PROBLEM DETAILS —
Report only the number of lines that contain the string "기초부터" in the records below.

GIVEN INFORMATION —
[Start of section]
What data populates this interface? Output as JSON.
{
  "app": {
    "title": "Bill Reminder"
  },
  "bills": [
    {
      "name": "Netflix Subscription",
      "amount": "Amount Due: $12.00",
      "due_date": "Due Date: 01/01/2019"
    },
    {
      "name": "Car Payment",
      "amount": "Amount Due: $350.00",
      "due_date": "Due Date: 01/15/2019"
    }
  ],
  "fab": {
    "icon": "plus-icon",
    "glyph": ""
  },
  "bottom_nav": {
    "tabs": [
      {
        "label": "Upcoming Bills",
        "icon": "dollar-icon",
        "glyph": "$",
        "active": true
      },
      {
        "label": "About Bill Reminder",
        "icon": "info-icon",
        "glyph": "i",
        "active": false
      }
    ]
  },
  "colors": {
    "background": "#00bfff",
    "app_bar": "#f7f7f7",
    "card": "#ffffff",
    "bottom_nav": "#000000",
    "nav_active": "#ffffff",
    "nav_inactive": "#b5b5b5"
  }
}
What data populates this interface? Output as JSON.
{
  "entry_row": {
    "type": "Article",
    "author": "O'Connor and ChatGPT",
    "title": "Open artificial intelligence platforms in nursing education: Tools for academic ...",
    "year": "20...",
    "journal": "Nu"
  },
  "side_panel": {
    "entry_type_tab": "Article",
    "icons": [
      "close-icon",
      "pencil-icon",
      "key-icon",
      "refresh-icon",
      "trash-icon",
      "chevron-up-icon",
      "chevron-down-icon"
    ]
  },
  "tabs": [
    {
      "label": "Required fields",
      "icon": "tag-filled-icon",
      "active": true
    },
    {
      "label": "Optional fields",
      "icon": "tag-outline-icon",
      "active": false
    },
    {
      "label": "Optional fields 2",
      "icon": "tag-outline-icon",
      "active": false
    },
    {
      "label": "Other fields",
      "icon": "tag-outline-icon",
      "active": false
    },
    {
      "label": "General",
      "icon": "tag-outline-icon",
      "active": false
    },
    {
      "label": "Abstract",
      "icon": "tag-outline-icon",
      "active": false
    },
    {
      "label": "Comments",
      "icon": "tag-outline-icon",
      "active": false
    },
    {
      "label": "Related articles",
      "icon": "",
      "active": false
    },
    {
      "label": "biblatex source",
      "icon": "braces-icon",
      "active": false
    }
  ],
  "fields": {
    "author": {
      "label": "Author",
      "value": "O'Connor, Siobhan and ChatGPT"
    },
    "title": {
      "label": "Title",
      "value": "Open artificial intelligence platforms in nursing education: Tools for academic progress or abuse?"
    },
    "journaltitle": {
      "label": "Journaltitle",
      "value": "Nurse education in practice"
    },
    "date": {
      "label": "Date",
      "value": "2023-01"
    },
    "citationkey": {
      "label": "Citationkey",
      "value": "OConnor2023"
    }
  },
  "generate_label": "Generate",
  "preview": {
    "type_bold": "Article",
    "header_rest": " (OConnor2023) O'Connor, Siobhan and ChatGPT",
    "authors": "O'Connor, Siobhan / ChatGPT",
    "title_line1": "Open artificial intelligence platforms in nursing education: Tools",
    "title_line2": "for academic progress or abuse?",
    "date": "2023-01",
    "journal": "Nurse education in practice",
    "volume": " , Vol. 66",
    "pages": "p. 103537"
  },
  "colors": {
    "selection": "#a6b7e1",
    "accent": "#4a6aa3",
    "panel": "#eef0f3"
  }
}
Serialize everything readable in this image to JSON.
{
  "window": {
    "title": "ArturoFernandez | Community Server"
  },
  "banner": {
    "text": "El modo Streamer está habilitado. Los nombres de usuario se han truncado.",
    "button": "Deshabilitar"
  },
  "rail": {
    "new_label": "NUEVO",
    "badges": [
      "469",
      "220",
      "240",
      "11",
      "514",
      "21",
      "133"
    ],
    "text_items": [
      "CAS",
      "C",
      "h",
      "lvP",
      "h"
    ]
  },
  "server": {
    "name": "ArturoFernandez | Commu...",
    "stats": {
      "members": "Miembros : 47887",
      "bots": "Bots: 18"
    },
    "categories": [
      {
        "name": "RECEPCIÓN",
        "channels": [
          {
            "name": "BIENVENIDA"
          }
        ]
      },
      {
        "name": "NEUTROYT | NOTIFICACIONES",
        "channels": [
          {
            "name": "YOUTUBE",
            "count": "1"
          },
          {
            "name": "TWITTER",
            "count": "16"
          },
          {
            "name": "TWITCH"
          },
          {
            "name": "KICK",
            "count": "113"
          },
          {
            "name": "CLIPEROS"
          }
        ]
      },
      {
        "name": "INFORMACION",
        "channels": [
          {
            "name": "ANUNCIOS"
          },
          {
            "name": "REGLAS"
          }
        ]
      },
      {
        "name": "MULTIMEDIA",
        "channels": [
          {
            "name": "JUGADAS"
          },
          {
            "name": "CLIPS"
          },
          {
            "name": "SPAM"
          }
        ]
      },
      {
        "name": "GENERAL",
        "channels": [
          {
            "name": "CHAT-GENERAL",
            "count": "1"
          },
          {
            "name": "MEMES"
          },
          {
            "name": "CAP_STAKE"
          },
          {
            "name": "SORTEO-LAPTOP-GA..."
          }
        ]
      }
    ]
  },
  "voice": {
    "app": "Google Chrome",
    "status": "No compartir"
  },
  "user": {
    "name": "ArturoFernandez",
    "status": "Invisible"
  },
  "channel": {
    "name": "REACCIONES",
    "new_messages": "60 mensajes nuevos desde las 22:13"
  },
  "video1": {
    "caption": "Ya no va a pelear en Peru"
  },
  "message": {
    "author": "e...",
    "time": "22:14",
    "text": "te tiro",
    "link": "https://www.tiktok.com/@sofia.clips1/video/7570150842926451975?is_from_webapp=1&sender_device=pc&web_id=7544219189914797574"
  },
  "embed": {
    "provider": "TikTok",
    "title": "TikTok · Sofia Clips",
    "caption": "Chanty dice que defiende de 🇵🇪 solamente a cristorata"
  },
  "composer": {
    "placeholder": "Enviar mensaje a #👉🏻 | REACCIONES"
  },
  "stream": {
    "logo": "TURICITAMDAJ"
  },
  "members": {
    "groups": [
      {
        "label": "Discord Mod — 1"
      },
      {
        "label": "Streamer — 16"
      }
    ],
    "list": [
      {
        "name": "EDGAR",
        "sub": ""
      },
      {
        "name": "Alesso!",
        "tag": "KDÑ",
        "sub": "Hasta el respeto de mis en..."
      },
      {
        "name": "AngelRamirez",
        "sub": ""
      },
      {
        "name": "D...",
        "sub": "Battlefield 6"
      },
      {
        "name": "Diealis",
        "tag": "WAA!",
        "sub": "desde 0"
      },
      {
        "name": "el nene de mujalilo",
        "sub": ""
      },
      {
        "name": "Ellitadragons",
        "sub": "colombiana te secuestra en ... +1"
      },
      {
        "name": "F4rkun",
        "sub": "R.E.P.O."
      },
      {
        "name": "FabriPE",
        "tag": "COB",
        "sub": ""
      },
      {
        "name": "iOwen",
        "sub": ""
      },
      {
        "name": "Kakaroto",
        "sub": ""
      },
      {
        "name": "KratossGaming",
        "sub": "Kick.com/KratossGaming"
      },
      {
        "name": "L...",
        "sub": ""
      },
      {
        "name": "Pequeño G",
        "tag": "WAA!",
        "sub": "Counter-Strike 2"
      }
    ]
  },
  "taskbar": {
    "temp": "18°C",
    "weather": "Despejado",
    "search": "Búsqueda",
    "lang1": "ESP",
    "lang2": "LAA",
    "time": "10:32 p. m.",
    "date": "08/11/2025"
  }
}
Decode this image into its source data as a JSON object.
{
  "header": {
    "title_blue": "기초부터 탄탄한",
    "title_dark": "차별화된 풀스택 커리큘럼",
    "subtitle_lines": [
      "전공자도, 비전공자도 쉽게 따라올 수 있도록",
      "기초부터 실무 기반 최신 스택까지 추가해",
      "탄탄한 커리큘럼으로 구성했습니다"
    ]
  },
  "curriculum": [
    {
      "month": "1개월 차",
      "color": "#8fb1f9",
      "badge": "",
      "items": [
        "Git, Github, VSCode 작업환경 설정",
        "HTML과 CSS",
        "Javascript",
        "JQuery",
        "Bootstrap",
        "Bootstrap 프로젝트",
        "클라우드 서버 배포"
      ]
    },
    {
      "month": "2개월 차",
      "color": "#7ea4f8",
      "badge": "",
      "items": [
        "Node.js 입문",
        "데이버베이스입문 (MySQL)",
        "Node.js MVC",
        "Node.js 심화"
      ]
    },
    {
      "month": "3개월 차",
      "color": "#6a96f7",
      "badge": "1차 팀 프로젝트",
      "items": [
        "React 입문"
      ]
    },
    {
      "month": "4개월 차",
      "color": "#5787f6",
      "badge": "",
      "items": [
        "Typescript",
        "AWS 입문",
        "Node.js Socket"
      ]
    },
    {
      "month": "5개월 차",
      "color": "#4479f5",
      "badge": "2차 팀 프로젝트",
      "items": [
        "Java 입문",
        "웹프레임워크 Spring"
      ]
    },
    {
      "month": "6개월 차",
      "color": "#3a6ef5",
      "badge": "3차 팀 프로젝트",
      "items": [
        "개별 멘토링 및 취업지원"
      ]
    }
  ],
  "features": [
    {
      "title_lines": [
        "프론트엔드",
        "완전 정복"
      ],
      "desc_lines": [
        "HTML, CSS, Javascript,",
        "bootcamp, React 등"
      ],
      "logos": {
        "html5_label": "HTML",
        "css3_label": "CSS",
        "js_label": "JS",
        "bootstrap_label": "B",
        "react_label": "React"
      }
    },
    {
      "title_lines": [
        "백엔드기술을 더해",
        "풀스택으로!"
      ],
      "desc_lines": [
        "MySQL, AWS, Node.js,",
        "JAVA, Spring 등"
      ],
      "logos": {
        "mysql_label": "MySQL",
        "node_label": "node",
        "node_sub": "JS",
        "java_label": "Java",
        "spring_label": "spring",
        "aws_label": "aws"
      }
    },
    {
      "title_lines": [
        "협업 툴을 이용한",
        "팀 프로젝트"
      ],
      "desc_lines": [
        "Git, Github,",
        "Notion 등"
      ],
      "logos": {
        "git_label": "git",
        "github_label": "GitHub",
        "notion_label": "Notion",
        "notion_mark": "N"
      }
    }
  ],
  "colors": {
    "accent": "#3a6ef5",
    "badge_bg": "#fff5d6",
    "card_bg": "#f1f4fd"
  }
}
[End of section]
TASK OUTPUT —
2